Despite the lack of thrust, a major necessity when it comes to keeping a plane in the air, he managed to have a controlled, level decent and belly-landing in the Hudson River. I am sure his experience as a glider pilot with the Air Force was essential to this, and may have even kept all 155 people on board alive. Here is video of Sully describing the landing:

The man deserves a standing ovation for what he did. Once the plane had stopped, everyone was able to calmly (as possible) evacuate the plane and Sully even walked up and down the aisles twice to make sure everyone was off. Local commercial vessels helped rescue the passengers before the boat sank or hypothermia (in the 36 degree water) sat in. All 155 people on board survived and there were only five serious injuries.

Sully since then

The video above explains it all. The man is a hero. The NTSB has labeled it as the most successful ditching in aviation history.

Naturally, Sully has been lauded over the past 20 months as the hero he deserves to be. What impresses me the most is his calm demeanor and his willingness to attribute the success to his team on the flight deck and on the plane.

This plays in perfectly with this weekend. We're going into an atmosphere tomorrow that will have a lot of electricity. Notre Dame fans are ready to see coach Kelly and the excitement for the Irish will be palpable. We're facing a tough situation, but we will only win if we borrow from Sully's attitude.

1. We must stay completely calm

2. The players must rely on their teammates to overcome a difficult situation.

Performing a tricky emergency landing is far more difficult than winning a football game, but the same principles apply. Captain Sully is a badass not because he has performed great feats of strength, but because he has remained in control of his situation. It is a lesson I hope our players carry into tomorrow.

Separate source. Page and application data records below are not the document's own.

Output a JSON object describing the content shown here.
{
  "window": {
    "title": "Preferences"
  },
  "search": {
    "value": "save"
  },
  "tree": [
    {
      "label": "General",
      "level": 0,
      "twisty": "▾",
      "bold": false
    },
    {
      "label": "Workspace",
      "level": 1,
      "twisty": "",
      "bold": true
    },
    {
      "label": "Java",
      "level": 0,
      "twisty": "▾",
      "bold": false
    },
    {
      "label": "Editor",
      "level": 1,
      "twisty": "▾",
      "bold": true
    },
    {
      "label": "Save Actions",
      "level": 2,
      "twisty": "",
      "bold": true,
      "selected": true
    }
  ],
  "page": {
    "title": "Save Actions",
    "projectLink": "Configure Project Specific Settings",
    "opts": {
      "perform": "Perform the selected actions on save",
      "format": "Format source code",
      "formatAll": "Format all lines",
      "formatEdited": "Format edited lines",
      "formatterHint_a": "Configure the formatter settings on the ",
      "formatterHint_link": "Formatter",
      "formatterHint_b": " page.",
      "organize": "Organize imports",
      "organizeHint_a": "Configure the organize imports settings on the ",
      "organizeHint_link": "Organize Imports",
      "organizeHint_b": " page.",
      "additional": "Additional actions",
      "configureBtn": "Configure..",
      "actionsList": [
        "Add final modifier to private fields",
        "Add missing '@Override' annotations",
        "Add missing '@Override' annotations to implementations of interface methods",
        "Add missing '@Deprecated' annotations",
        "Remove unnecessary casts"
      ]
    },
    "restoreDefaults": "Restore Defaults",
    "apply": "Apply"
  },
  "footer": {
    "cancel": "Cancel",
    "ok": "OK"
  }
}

I am ready, guys. Go tear it up tomorrow. Every Purdue fan believes in you.